Such is the obsession of Indians with marriage that even when they are supplanted on foreign soil, say in a fantasy Regency romp like Netflix’s Bridgerton Season 2, we fit right in, given our obsession with a love match, a good inheritance and the approval of elders, including, preferably, the queen.
So, are we back to the ’90s, when we embraced economic liberalisation but also deepened our search for identities by caste, class or religion? Will we always be Dilwale Dulhania Le Jayenge’s Raj and Kuch Kuch Hota Hai’s Tina? Western in the way we look, but Indian at heart? When it comes to marriages, young Indians continue to conform to the hegemonic social norms. Bollywood weddings seem to have become even more conformist in recent times, with women sporting the sindoor and the conventional ornamentation, from the mangalsutra to the kaleera. And where there is a perfect match, can the matchmaker be far behind? Bhandari has written about this extensively in her recent book, Matchmaking in Middle Class India. Matchmakers can make or break a “deal”, and here, the matchmaker was also the scion of another elite family of the industry, Johar, who was happy to call himself Bhatt’s “father” and Kapoor’s “father-in-law”.
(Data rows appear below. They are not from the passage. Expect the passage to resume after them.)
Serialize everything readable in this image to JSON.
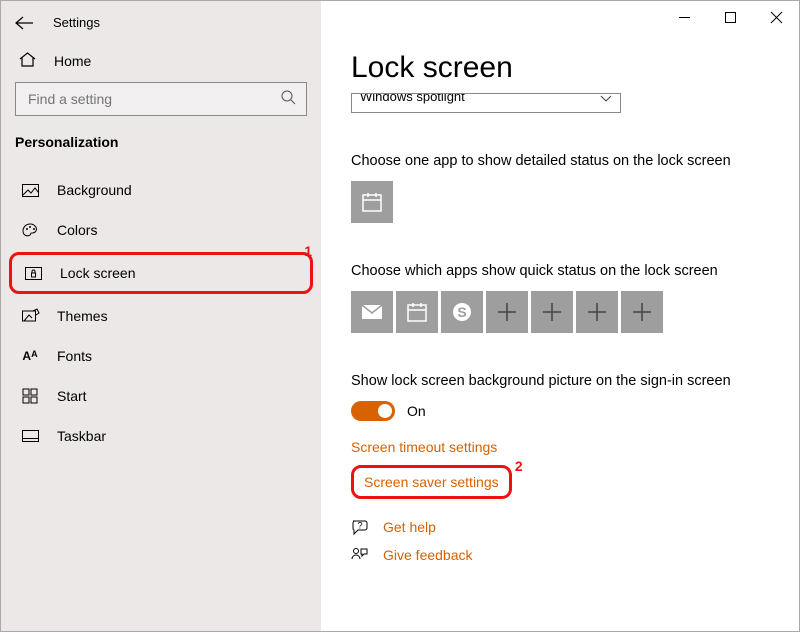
{
  "window": {
    "title": "Settings"
  },
  "sidebar": {
    "home": "Home",
    "search_placeholder": "Find a setting",
    "section": "Personalization",
    "items": [
      {
        "label": "Background"
      },
      {
        "label": "Colors"
      },
      {
        "label": "Lock screen"
      },
      {
        "label": "Themes"
      },
      {
        "label": "Fonts"
      },
      {
        "label": "Start"
      },
      {
        "label": "Taskbar"
      }
    ]
  },
  "main": {
    "title": "Lock screen",
    "background_dropdown": "Windows spotlight",
    "detailed_label": "Choose one app to show detailed status on the lock screen",
    "quick_label": "Choose which apps show quick status on the lock screen",
    "signin_bg_label": "Show lock screen background picture on the sign-in screen",
    "toggle_text": "On",
    "link_timeout": "Screen timeout settings",
    "link_screensaver": "Screen saver settings",
    "help": "Get help",
    "feedback": "Give feedback"
  },
  "annotations": {
    "one": "1",
    "two": "2"
  }
}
Bollywood is not unusual in how a few families run the show. The Telugu industry has the families of NT Rama Rao, Akkineni Nageswara Rao, Daggubati Ramanaidu, Chiranjeevi, and Krishna. Also, top stars like Allu Arjun and Ram Charan are married to prominent but non-industry families. These families are able to consolidate their positions at the top of the industry, generation after generation, even as some Bollywood families struggle to do so. The answer lies in the Telugu industry wholeheartedly embracing the idea of “commercial cinema”, while post-liberalisation Bollywood is at times innovative and at other times, out of touch with its core. For instance, it left the Hindi heartland to Salman Khan and “authentic B-towners” like Anurag Kashyap and Vishal Bhardwaj. So, it outsourced its authenticity while the rest of the industry tried to put together a coalition of cinema for the multiplexes, aspirational middle classes, and NRIs. It also seems to have given up on the melodramas it was famous for at one time.
Perhaps, it needs to go back to what it was best known for and what it knows best; having a noisy conglomerate of film families create narratives about noisy families.